The central bank reiterated that it intends to wrap up purchases of mortgage-related assets by the end of March, but said it would monitor the economic outlook and financial developments to see if more support is necessary.
As those purchases come to a close, officials voiced heightened concern about the very sector they were meant to assist, saying that new homebuilding activity was flat at a depressed level.
Interest rates futures markets pared back the implied prospects that the Fed would raise the federal funds rate to 0.5 percent by its meeting in early November to 76 percent from 87 percent before the central bank's decision was announced.
On the whole, there is nothing that will accelerate or decelerate toward a monetary tightening very late this year, said Jason Pride, director of investment strategy at wealth management firm Glenmede in Philadelphia.
NOT YET PUSHING EXIT DOOR OPEN
The Fed has held the benchmark federal funds rate near zero since December 2008 to bolster the economy and help it through the most severe financial crisis in generations. Last March, it committed to holding rates very low for an extended period.
The economy resumed growth in the second half of last year, and expanded at a robust 5.9 percent annual clip in the final three months of 2009.
Although the unemployment rate held at a lofty 9.7 percent in February as the economy shed 36,000 jobs, some of the lost jobs were pinned on blizzards that hit much of the nation. Many economists expect payroll growth as early as March.
Gains in manufacturing activity and retail sales have added to evidence the recovery is gaining traction.

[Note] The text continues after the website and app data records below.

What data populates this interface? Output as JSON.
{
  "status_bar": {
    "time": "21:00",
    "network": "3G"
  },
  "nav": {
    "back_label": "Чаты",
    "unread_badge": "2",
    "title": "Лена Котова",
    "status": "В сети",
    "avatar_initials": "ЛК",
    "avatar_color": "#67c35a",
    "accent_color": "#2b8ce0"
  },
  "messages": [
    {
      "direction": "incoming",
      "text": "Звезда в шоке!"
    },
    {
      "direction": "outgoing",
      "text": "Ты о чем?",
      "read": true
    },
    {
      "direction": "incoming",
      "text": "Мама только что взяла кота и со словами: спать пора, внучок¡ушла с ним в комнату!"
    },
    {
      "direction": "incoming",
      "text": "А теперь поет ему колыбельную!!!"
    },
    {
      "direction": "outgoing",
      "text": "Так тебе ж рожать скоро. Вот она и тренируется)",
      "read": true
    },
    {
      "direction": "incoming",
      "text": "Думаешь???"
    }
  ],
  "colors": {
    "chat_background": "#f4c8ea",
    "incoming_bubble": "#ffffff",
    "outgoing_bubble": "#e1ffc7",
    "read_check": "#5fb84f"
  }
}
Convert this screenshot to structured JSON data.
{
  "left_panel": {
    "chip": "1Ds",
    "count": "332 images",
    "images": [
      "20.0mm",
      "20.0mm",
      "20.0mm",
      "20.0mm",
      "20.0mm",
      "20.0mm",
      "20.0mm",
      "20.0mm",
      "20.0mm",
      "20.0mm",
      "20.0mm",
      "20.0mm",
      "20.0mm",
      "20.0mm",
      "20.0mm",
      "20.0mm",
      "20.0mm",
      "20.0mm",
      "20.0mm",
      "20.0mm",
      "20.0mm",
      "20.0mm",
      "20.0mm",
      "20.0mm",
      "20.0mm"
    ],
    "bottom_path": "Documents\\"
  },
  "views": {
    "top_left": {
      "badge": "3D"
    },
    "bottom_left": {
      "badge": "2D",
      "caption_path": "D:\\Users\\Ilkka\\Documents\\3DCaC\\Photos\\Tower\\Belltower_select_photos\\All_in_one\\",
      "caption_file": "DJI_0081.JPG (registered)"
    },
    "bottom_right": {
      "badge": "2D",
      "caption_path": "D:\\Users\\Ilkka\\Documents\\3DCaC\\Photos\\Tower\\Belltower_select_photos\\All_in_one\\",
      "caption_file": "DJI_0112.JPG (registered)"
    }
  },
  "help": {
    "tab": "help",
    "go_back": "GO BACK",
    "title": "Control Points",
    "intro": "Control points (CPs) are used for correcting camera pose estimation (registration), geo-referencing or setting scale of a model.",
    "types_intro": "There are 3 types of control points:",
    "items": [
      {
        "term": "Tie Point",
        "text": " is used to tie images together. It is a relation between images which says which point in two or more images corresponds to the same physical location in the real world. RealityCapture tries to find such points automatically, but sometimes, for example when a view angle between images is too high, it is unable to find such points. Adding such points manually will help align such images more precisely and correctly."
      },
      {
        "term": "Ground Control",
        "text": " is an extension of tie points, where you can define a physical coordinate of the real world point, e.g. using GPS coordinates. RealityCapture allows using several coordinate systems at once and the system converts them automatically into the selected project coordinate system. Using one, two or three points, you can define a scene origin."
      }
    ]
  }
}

The Fed has allowed special lending facilities to close as financial markets have returned to normal after the crisis, and it recently raised the discount rate it charges banks for emergency loans to 0.75 percent from 0.5 percent.
Fed officials stressed the move was in keeping with the settling of financial markets and was not a precursor to efforts to tighten lending conditions.
However, policymakers have begun to spell out steps they anticipate taking to move away from their easy money policies when the recovery gains steam. Officials say the Fed would likely start by pulling back some of more than $1 trillion it pumped into the economy during the crisis before it begins raising rates.
(Additional reporting by David Lawder, Emily Kaiser and Glenn Somerville; Editing by Andrew Hay)